Time to put a vax on the barbie?
Time to put a vax on the barbie?

Where the bloody hell are the vaccination ads?

One of the left's favourite jabs at the Prime Minister is that he is no real leader, but rather an empty suit - "Scotty from Marketing".

It's a cute line custom made for Twitter, but it ignores a simple truth.

Scott Morrison's government isn't all that great at marketing, particularly when it comes to what was supposed to be our ticket out of the pandemic: mass COVID vaccination.

Last January the government announced that it was going to spend $23.9 million on ads to encourage Australians to get the jab.

Raise your hand if you can remember seeing one, or what it said.

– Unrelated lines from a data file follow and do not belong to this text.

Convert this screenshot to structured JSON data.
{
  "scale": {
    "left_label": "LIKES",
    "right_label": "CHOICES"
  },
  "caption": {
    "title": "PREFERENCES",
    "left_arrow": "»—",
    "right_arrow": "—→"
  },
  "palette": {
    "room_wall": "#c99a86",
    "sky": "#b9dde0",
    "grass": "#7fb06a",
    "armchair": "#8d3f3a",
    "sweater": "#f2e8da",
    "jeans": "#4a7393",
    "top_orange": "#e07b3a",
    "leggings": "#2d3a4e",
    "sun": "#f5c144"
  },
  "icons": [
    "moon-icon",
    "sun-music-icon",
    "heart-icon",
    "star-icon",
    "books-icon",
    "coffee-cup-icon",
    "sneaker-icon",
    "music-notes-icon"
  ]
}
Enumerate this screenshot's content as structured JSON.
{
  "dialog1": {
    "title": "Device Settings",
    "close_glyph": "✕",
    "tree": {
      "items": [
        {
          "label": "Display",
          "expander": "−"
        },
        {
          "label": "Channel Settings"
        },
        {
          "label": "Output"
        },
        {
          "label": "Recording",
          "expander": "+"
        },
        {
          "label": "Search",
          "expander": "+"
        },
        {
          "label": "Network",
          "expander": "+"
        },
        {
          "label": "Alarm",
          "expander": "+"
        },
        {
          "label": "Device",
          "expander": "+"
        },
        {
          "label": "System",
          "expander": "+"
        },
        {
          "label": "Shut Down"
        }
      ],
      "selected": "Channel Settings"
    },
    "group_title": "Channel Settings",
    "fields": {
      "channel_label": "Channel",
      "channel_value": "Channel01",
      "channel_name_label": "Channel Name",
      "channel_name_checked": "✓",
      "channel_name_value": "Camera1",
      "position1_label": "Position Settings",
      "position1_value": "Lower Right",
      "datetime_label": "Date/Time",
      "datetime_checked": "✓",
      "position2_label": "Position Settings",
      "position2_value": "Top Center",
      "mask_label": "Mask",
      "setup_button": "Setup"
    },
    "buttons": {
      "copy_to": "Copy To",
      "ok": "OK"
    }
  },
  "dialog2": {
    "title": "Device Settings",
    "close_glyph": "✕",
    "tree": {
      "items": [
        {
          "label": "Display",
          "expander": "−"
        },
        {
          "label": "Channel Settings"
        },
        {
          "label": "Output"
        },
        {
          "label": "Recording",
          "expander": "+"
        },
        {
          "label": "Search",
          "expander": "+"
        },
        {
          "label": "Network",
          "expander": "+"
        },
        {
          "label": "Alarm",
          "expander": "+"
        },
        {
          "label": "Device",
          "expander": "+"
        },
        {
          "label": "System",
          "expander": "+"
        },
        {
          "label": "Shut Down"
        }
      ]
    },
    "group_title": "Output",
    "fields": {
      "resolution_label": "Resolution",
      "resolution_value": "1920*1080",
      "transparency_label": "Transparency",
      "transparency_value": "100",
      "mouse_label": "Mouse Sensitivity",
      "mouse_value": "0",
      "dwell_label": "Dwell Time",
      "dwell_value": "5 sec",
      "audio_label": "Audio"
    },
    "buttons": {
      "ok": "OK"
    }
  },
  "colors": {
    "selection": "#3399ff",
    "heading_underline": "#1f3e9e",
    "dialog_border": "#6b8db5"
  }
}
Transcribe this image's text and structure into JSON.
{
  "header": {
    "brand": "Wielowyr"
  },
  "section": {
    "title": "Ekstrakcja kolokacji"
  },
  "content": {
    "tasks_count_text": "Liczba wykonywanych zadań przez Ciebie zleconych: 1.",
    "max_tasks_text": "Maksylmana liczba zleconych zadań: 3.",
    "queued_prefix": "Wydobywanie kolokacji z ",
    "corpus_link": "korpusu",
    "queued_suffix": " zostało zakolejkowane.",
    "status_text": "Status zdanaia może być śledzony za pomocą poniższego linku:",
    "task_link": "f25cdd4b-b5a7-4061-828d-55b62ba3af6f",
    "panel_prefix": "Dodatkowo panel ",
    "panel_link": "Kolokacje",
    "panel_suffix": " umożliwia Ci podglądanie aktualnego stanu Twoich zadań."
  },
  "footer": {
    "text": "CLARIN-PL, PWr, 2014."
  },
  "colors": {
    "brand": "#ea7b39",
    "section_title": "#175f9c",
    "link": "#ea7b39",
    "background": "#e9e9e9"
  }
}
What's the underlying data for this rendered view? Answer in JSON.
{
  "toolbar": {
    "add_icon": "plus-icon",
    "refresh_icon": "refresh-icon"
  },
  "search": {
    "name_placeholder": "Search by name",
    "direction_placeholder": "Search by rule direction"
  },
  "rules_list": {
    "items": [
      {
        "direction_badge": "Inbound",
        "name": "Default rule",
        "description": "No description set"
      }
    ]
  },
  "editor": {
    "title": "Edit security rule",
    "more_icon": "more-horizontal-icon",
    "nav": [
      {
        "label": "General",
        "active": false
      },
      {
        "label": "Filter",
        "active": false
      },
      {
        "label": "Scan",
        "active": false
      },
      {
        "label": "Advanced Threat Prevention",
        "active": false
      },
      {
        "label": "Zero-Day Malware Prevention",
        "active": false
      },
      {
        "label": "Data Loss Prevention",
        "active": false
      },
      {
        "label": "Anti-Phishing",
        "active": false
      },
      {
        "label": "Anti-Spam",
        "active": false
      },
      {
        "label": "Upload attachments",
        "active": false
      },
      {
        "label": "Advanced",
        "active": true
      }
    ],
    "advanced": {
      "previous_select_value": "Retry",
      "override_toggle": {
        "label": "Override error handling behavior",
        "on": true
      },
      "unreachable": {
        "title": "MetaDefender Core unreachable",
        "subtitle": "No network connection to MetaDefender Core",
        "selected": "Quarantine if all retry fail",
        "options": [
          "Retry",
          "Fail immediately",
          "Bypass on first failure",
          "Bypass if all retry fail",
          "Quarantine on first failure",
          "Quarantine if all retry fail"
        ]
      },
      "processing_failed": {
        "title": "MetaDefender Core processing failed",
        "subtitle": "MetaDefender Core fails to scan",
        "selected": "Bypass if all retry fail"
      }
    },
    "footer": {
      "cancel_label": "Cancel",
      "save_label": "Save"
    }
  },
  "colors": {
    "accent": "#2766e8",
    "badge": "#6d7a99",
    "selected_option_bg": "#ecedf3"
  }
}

Because rather than messaging to educate and encourage, the federal health department has produced a series of snoozy lectures and animations that make in-flight safety videos (remember those?) seem as exciting as Braveheart.

 

A still from the Australian Government's COVID vaccination campaign
A still from the Australian Government's COVID vaccination campaign

Pretty ironic given that, as head of Tourism Australia 15 years ago, Morrison signed off on the catchiest tourism ads since Paul Hogan promised to "put another shrimp on the barbie for ya".

A Department of Health spokesman told me "the national COVID-19 vaccines campaign is continually being updated to respond to the specific stages of the rollout of the Australian vaccination program.

"It is tailored to how the needs of Australians in understanding the vaccination phases, eligibility and access."

But that's a big part of the problem.

 

Paul Hogan’s iconic
Paul Hogan’s iconic "Put another shrimp on the barbie" advertisement.

Instead of letting people know that it's their turn, the ads should get people who aren't yet eligible excited for it being their turn when it comes.

Of course, there have been other problems. Health Minister Greg Hunt declaring that 100 per cent vaccination wouldn't guarantee travel surely raised the "what's the point?" factor in many minds.

So too the confused messaging around changing the advice around the AstraZeneca vaccine when it is far less risky than plenty of other medicines, including the Pill.

One ad exec told me the problem is that Australia's strategy with the vaccine rollout is to avoid offending anyone rather than to convince anyone.

"Australia's emphasis on eliminating risk extends to the campaign, but they don't realise the riskiest thing to do is to not take a risk.

 

Federal Health Minister Greg Hunt’s messaging has left many Aussies confused. Picture: NCA NewsWire / David Crosling
Federal Health Minister Greg Hunt’s messaging has left many Aussies confused. Picture: NCA NewsWire / David Crosling

"You can't bore people into changing their behaviour. They already have the facts, give them some emotion," he advises.

It shouldn't be that hard.

Some spots showing families reuniting at international air terminals, or game show contestants getting the flick when they wildly over-estimate vaccine risk, or a flashmob getting jabbed to Beethoven's Ode to Joy.

Anything but what we've got now.

We don't have to go as far as Singapore's all-singing, all-dancing jab ad extravaganza (well worth Googling), but if the country is ever going to get out of the era of snap lockdowns and shut borders, the government has to do a lot better job of selling vaccines - and their benefits.

 

Originally published as Where the bloody hell are the vaccination ads?